Personal Statement is an amazing documentary about how these students were trained through a college counseling organization to become peer counselors to help their friends navigate the pathway to college, all while trying to get themselves there as well. The story speaks to the extra burden that students took on, above dealing with their own hardships, to step up and create change within their community. It leaves viewers questioning why there is such a gap in services that these students even had to take on these roles, instead of just enjoying their high school years. It leaves us all with the big question, “Where are all of the school counselors?”
Heather was able to partner with the Dean of Admissions at The University of Pennsylvania, and they provided a space to show the film. Working hard to fill a theater of over 900 seats, the showing on January 21st was a success with about 600 attendees at the event. Area colleges were contacted, inviting students as well as staff. Local and state politicians were invited; with a few able to attend. What really speaks to how important everyone views this issue is the fact that so many people came out on a day where the wind chill in Philly was nearly at 0o. Also included in the program was a panel discussion with City Councilperson Helen Gym, a Philly school counselor, a Philly high school senior, and two of the students that were featured in the film. The audience was able to ask questions and a robust conversation took place. Attendees even participated in an on-the-spot action by filling out postcards to send to Governor Wolf demanding an increase in educational funding and specifically additional funding for more counselors. Heather also created a petition to ask the city and state to provide more funding for school counselors in Philadelphia and throughout the state. You can sign the petition here: https://www.change.org/p/governor-tom-wolf-provide-funding-for-more-school-counselors-in-the-philadelphia-public-schools
Please share it on your social media too.
The media covered the event, and Heather was even featured on the local NBC10 news on the morning of the event. Here’s some of the coverage: 
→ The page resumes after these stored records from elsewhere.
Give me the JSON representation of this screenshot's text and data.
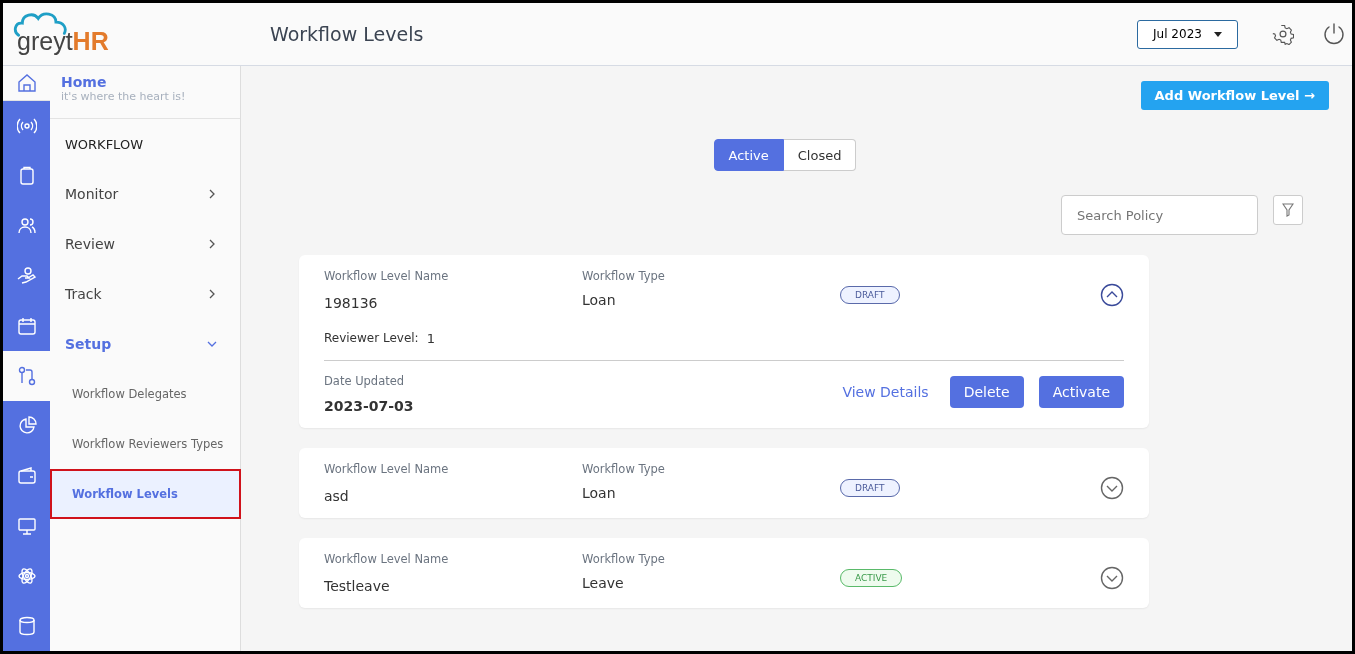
{
  "logo": {
    "text": "greyt",
    "accent": "HR"
  },
  "header": {
    "title": "Workflow Levels",
    "month": "Jul 2023"
  },
  "home": {
    "title": "Home",
    "subtitle": "it's where the heart is!"
  },
  "rail": [
    {
      "selected": false
    },
    {
      "selected": false
    },
    {
      "selected": false
    },
    {
      "selected": false
    },
    {
      "selected": false
    },
    {
      "selected": true
    },
    {
      "selected": false
    },
    {
      "selected": false
    },
    {
      "selected": false
    },
    {
      "selected": false
    },
    {
      "selected": false
    }
  ],
  "nav": {
    "heading": "WORKFLOW",
    "items": [
      {
        "label": "Monitor",
        "expanded": false
      },
      {
        "label": "Review",
        "expanded": false
      },
      {
        "label": "Track",
        "expanded": false
      },
      {
        "label": "Setup",
        "expanded": true,
        "children": [
          {
            "label": "Workflow Delegates",
            "selected": false
          },
          {
            "label": "Workflow Reviewers Types",
            "selected": false
          },
          {
            "label": "Workflow Levels",
            "selected": true
          }
        ]
      }
    ]
  },
  "add_button": "Add Workflow Level →",
  "tabs": [
    {
      "label": "Active",
      "selected": true
    },
    {
      "label": "Closed",
      "selected": false
    }
  ],
  "search": {
    "placeholder": "Search Policy"
  },
  "cards": [
    {
      "name_label": "Workflow Level Name",
      "name": "198136",
      "type_label": "Workflow Type",
      "type": "Loan",
      "status": "DRAFT",
      "kind": "draft",
      "expanded": true,
      "reviewer_label": "Reviewer Level:",
      "reviewer_level": "1",
      "date_label": "Date Updated",
      "date": "2023-07-03",
      "actions": [
        "View Details",
        "Delete",
        "Activate"
      ]
    },
    {
      "name_label": "Workflow Level Name",
      "name": "asd",
      "type_label": "Workflow Type",
      "type": "Loan",
      "status": "DRAFT",
      "kind": "draft",
      "expanded": false
    },
    {
      "name_label": "Workflow Level Name",
      "name": "Testleave",
      "type_label": "Workflow Type",
      "type": "Leave",
      "status": "ACTIVE",
      "kind": "active",
      "expanded": false
    }
  ]
}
NBC10 News: https://www.nbcphiladelphia.com/news/local/Personal-Statement-Screening-at-University-of-Pennsylvania_Philadelphia-504652822.html
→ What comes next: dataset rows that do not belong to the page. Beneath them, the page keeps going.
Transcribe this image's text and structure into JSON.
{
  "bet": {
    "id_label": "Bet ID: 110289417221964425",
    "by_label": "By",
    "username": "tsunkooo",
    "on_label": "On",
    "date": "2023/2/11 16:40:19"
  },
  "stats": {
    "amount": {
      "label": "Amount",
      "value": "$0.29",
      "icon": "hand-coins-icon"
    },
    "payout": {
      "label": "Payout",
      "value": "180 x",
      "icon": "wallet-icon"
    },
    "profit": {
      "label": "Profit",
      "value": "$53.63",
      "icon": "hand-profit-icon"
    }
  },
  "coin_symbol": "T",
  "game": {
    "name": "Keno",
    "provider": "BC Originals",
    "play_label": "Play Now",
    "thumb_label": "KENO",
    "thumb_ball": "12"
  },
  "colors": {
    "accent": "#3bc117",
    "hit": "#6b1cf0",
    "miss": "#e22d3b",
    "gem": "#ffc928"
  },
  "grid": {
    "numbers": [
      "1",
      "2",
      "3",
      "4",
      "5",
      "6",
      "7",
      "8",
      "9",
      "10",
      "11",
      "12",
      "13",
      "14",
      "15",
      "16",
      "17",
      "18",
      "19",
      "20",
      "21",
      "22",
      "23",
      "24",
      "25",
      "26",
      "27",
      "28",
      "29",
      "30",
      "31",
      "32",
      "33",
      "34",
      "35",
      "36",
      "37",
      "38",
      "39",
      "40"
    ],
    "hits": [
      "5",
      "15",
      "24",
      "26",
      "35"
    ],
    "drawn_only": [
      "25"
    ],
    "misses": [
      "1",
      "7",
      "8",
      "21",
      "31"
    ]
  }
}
The Philadelphia Public School Notebook: https://thenotebook.org/articles/2019/01/16/screening-monday-on-film-highlighting-need-for-more-college-counselors/https://thenotebook.org/articles/2019/01/16/screening-monday-on-film-highlighting-need-for-more-college-counselors/
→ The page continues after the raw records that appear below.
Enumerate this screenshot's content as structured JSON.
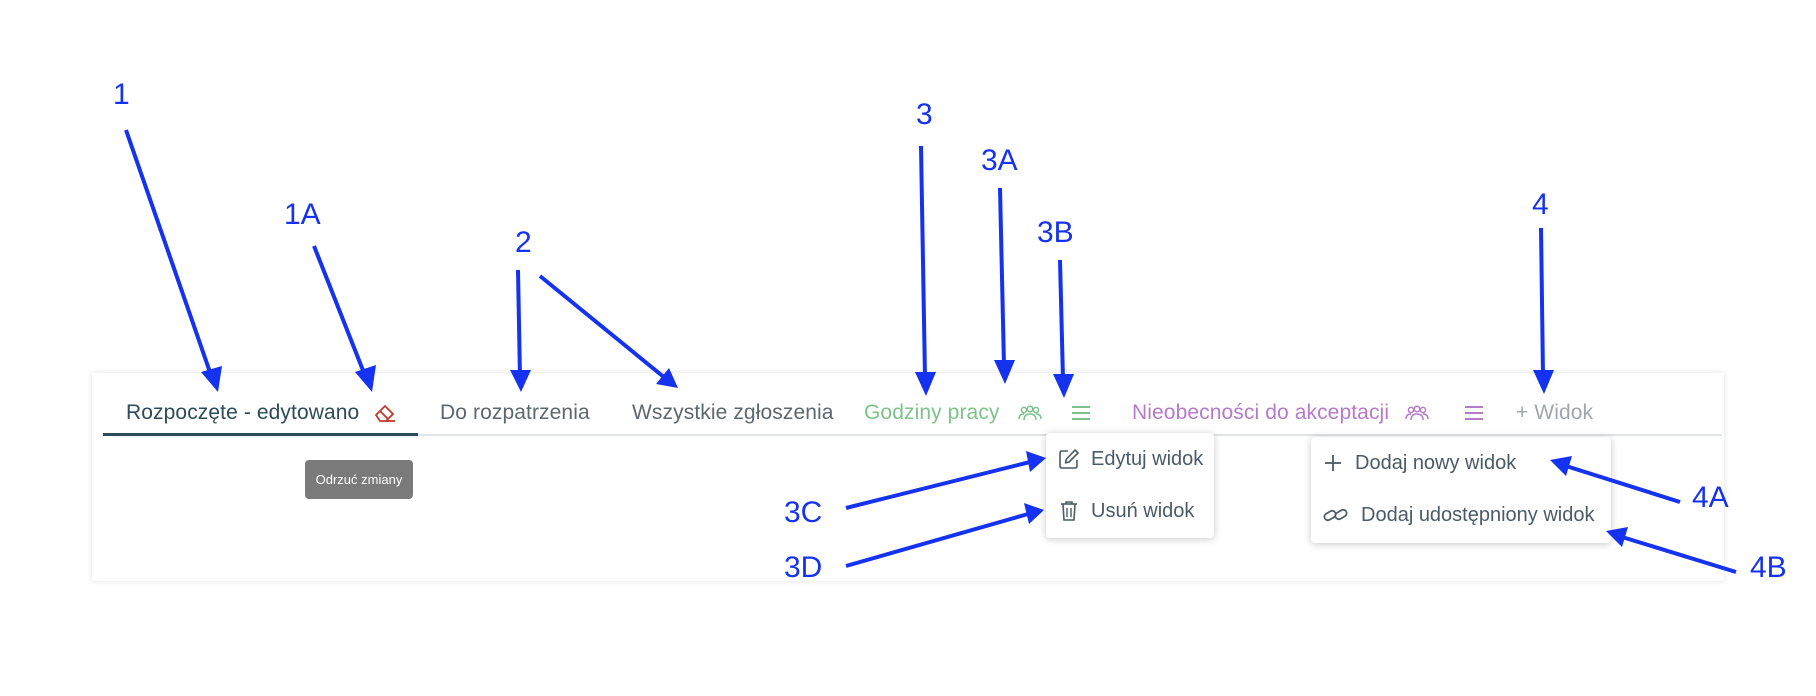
{
  "tabs": [
    {
      "label": "Rozpoczęte - edytowano",
      "color": "#2c4b59",
      "active": true
    },
    {
      "label": "Do rozpatrzenia",
      "color": "#5d6770"
    },
    {
      "label": "Wszystkie zgłoszenia",
      "color": "#5d6770"
    },
    {
      "label": "Godziny pracy",
      "color": "#7cc38a"
    },
    {
      "label": "Nieobecności do akceptacji",
      "color": "#b67acb"
    }
  ],
  "add_view": {
    "label": "+ Widok",
    "color": "#a0a6ab"
  },
  "tooltip": {
    "label": "Odrzuć zmiany"
  },
  "view_menu": {
    "items": [
      "Edytuj widok",
      "Usuń widok"
    ]
  },
  "add_menu": {
    "items": [
      "Dodaj nowy widok",
      "Dodaj udostępniony widok"
    ]
  },
  "callouts": [
    "1",
    "1A",
    "2",
    "3",
    "3A",
    "3B",
    "3C",
    "3D",
    "4",
    "4A",
    "4B"
  ],
  "colors": {
    "callout": "#1432f0",
    "discard_icon": "#c0392b"
  },
  "icons": [
    "eraser-icon",
    "users-icon",
    "hamburger-icon",
    "pencil-square-icon",
    "trash-icon",
    "plus-icon",
    "link-icon"
  ]
}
KYW Newsradio: https://kywnewsradio.radio.com/articles/news/masterman-laboratory-and-demonstration-school-hosts-screening-documentary-highlighting
Billy Penn: https://billypenn.com/2019/01/26/philly-schools-slashed-student-counselors-so-this-campaign-is-trying-to-bring-them-back/
Heather knows that the work is not done yet. Having a successful screening of this film was only the beginning. She is currently setting up more screenings, and there are follow up meetings being held with stakeholders and decision makers. She is already thinking of next steps and more ways to get the message out that our youth need access to more counselors, in all schools, in all districts.
We all say that, “Yes, school counselors are important.” But what has really been done to secure funding for additional school counselors to be hired? Heather found her passion for advocacy through wanting to create change in her own piece of the world. She set out to do this with no budget and little experience. But when you care about something so deeply you get creative, and you make it happen.
P.S.- This week is National School Counseling Week (February 4-8, 2019). Be sure to wish a Happy National School Counseling Week to the counselor(s) at your school! You can even print and sign a proclamation from this website:




Are you a BAT that is actively working to create change in your district or community? Reach out to us at contact.batmanager@gmail.com to be highlighted in a future member feature!

No comments:

Post a Comment